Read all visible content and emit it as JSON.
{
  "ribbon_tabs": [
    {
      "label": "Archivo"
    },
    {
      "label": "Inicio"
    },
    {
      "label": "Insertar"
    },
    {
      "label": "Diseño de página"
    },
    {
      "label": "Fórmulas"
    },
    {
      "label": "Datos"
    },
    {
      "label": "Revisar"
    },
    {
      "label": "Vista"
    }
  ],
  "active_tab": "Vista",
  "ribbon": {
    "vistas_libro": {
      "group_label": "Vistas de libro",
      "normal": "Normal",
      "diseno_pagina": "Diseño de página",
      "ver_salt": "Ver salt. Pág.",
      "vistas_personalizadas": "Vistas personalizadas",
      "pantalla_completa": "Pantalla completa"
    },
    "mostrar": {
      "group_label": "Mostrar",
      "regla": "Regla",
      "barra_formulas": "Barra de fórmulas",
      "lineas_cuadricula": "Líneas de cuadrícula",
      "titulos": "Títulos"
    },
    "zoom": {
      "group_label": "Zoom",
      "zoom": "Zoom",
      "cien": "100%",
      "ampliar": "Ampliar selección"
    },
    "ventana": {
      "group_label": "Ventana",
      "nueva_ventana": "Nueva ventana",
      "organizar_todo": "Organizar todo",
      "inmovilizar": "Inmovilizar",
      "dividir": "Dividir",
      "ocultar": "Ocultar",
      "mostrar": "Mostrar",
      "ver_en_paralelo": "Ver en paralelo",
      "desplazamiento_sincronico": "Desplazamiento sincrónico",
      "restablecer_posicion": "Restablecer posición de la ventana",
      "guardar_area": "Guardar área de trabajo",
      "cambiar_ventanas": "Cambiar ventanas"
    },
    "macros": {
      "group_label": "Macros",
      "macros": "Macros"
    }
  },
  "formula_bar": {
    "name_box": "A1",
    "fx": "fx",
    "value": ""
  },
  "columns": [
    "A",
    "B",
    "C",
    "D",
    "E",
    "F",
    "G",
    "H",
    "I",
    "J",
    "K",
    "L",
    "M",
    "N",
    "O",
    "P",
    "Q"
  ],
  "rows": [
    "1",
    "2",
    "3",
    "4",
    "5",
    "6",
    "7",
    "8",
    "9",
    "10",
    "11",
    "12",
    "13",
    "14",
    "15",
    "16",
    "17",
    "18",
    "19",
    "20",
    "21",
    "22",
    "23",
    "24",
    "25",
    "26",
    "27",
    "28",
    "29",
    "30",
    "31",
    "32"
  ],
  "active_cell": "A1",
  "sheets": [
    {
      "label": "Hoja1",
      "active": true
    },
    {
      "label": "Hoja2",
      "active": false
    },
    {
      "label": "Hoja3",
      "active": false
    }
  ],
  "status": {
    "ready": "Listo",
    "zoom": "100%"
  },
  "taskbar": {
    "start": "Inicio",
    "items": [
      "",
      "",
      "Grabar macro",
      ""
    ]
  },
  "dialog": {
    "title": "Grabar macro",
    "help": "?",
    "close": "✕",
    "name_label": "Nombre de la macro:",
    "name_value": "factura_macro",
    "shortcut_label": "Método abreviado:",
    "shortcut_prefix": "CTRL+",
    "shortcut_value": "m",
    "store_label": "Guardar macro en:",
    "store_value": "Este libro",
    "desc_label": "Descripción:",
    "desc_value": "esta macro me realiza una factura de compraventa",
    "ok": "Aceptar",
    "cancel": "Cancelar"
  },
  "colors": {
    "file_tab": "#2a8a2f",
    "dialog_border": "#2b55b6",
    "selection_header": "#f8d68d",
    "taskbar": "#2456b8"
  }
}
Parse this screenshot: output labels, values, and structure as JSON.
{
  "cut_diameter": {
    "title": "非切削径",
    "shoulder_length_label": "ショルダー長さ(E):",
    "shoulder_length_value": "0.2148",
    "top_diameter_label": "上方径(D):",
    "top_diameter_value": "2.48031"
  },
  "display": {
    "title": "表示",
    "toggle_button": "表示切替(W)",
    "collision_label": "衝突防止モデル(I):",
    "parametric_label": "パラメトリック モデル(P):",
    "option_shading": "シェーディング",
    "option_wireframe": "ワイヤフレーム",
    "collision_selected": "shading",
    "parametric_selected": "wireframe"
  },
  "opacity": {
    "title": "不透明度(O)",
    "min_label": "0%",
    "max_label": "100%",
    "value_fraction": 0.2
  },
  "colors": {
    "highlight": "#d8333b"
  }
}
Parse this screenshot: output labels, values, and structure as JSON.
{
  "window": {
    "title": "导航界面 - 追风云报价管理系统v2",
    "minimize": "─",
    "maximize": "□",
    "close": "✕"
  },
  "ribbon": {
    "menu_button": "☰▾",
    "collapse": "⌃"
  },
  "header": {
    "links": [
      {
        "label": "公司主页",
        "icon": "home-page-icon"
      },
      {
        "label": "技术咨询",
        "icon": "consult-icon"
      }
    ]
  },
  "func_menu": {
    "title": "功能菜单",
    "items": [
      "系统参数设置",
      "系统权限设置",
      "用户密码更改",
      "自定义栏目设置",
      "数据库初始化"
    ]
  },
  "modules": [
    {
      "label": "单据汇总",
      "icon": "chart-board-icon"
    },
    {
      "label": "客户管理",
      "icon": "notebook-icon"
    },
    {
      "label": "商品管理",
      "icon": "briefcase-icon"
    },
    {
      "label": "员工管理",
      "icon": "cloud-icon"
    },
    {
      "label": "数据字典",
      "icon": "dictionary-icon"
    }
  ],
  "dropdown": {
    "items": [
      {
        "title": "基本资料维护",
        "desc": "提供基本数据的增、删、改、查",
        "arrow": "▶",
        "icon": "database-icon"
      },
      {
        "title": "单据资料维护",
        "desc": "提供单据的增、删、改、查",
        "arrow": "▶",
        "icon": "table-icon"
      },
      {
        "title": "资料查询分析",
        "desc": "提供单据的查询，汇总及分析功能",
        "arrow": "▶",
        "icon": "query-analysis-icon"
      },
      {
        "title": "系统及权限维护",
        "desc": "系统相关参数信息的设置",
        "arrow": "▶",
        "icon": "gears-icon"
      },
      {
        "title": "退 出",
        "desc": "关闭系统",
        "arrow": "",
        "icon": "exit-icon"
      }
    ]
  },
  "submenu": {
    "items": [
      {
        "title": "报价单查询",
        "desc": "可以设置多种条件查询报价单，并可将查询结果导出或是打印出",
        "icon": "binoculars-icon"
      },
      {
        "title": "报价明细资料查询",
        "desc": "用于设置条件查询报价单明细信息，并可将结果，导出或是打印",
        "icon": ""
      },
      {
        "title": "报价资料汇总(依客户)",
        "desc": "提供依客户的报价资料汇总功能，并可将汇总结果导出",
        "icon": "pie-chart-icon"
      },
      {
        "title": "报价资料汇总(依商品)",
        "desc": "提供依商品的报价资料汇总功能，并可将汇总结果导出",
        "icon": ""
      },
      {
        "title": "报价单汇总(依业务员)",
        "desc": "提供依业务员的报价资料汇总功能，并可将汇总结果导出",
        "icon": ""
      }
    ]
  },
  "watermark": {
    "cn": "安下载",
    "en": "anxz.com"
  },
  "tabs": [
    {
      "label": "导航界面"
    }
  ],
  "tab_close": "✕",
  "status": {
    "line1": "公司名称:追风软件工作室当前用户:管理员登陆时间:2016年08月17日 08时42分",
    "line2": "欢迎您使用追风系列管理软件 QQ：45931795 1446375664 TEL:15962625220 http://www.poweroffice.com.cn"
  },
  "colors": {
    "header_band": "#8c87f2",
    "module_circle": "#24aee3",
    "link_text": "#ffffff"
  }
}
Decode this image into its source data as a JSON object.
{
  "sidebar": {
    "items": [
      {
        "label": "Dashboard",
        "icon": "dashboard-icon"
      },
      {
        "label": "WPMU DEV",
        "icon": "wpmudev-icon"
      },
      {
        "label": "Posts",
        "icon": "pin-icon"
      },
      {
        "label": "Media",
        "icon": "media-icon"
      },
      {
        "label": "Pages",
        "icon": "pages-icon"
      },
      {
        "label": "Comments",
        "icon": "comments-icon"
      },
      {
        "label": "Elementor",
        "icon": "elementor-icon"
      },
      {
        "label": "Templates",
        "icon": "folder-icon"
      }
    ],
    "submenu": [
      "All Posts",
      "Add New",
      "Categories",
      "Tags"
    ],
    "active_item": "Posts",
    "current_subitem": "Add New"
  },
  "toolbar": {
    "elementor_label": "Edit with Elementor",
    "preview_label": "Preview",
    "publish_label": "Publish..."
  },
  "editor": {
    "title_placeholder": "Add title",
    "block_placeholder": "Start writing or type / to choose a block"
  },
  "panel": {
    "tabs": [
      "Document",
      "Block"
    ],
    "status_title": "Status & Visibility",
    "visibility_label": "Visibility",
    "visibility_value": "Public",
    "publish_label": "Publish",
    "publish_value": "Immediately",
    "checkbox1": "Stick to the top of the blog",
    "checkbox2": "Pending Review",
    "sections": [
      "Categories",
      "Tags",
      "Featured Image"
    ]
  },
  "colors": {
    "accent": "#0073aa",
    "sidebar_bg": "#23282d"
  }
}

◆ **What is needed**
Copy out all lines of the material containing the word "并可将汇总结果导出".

◆ **Solution to this problem**
        "desc": "提供依客户的报价资料汇总功能，并可将汇总结果导出",
        "desc": "提供依商品的报价资料汇总功能，并可将汇总结果导出",
        "desc": "提供依业务员的报价资料汇总功能，并可将汇总结果导出",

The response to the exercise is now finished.